→ **WHAT IS NEEDED**: Could every line of the listing be output exactly, with the pictures skipped?

→ **EXCERPTED DATA**:

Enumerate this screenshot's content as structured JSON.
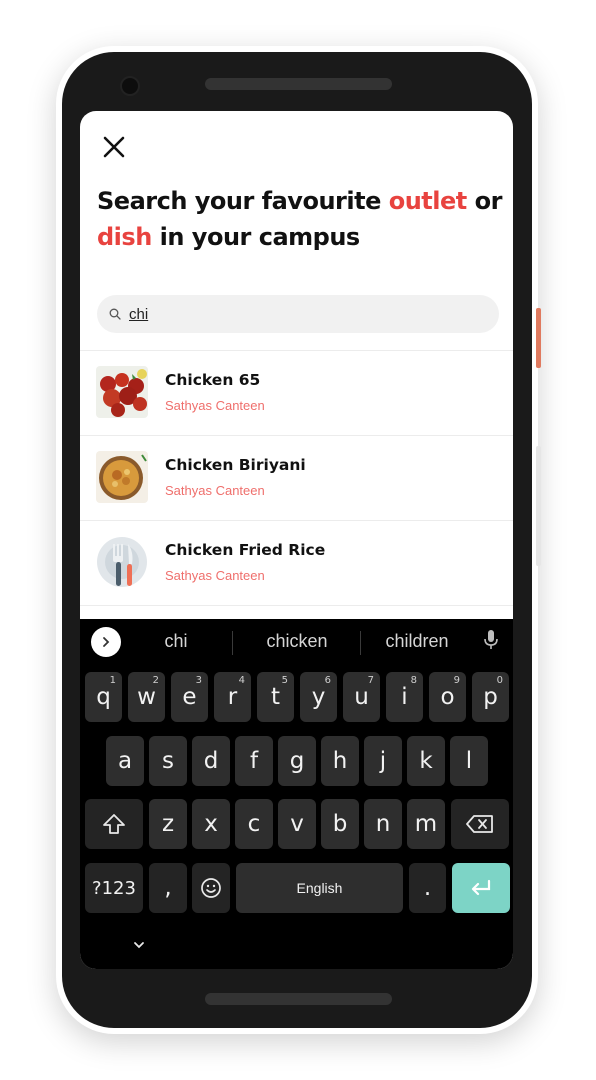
{
  "heading": {
    "part1": "Search your favourite ",
    "accent1": "outlet",
    "part2": " or ",
    "accent2": "dish",
    "part3": " in your campus"
  },
  "search": {
    "value": "chi"
  },
  "results": [
    {
      "name": "Chicken 65",
      "outlet": "Sathyas Canteen",
      "thumb": "chicken-65-image"
    },
    {
      "name": "Chicken Biriyani",
      "outlet": "Sathyas Canteen",
      "thumb": "biriyani-image"
    },
    {
      "name": "Chicken Fried Rice",
      "outlet": "Sathyas Canteen",
      "thumb": "cutlery-placeholder-icon"
    }
  ],
  "keyboard": {
    "suggestions": [
      "chi",
      "chicken",
      "children"
    ],
    "row1": [
      {
        "k": "q",
        "h": "1"
      },
      {
        "k": "w",
        "h": "2"
      },
      {
        "k": "e",
        "h": "3"
      },
      {
        "k": "r",
        "h": "4"
      },
      {
        "k": "t",
        "h": "5"
      },
      {
        "k": "y",
        "h": "6"
      },
      {
        "k": "u",
        "h": "7"
      },
      {
        "k": "i",
        "h": "8"
      },
      {
        "k": "o",
        "h": "9"
      },
      {
        "k": "p",
        "h": "0"
      }
    ],
    "row2": [
      "a",
      "s",
      "d",
      "f",
      "g",
      "h",
      "j",
      "k",
      "l"
    ],
    "row3": [
      "z",
      "x",
      "c",
      "v",
      "b",
      "n",
      "m"
    ],
    "symbols_label": "?123",
    "comma": ",",
    "space_label": "English",
    "period": "."
  },
  "colors": {
    "accent": "#e8433f",
    "outlet_text": "#ef6f6c",
    "enter_key": "#7dd4c6",
    "phone_button": "#e07a5f"
  }
}
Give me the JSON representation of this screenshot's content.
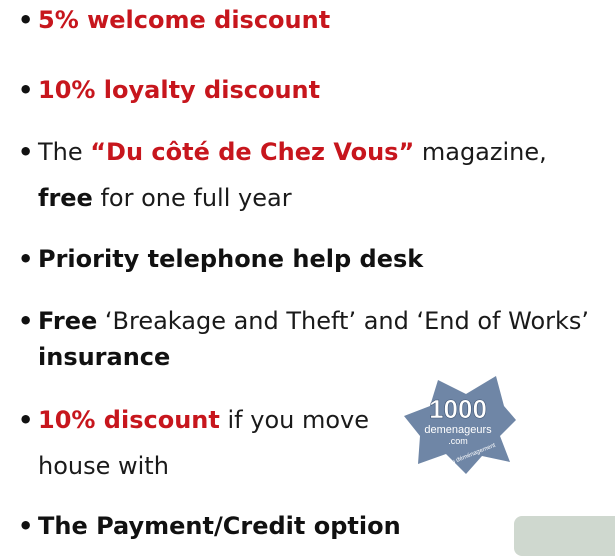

→ **SOLUTION FOR THIS TASK**:
Enumerate this screenshot's content as structured JSON.
{
  "heading": {
    "part1": "Search your favourite ",
    "accent1": "outlet",
    "part2": " or ",
    "accent2": "dish",
    "part3": " in your campus"
  },
  "search": {
    "value": "chi"
  },
  "results": [
    {
      "name": "Chicken 65",
      "outlet": "Sathyas Canteen",
      "thumb": "chicken-65-image"
    },
    {
      "name": "Chicken Biriyani",
      "outlet": "Sathyas Canteen",
      "thumb": "biriyani-image"
    },
    {
      "name": "Chicken Fried Rice",
      "outlet": "Sathyas Canteen",
      "thumb": "cutlery-placeholder-icon"
    }
  ],
  "keyboard": {
    "suggestions": [
      "chi",
      "chicken",
      "children"
    ],
    "row1": [
      {
        "k": "q",
        "h": "1"
      },
      {
        "k": "w",
        "h": "2"
      },
      {
        "k": "e",
        "h": "3"
      },
      {
        "k": "r",
        "h": "4"
      },
      {
        "k": "t",
        "h": "5"
      },
      {
        "k": "y",
        "h": "6"
      },
      {
        "k": "u",
        "h": "7"
      },
      {
        "k": "i",
        "h": "8"
      },
      {
        "k": "o",
        "h": "9"
      },
      {
        "k": "p",
        "h": "0"
      }
    ],
    "row2": [
      "a",
      "s",
      "d",
      "f",
      "g",
      "h",
      "j",
      "k",
      "l"
    ],
    "row3": [
      "z",
      "x",
      "c",
      "v",
      "b",
      "n",
      "m"
    ],
    "symbols_label": "?123",
    "comma": ",",
    "space_label": "English",
    "period": "."
  },
  "colors": {
    "accent": "#e8433f",
    "outlet_text": "#ef6f6c",
    "enter_key": "#7dd4c6",
    "phone_button": "#e07a5f"
  }
}
Give me the JSON representation of this screenshot's content.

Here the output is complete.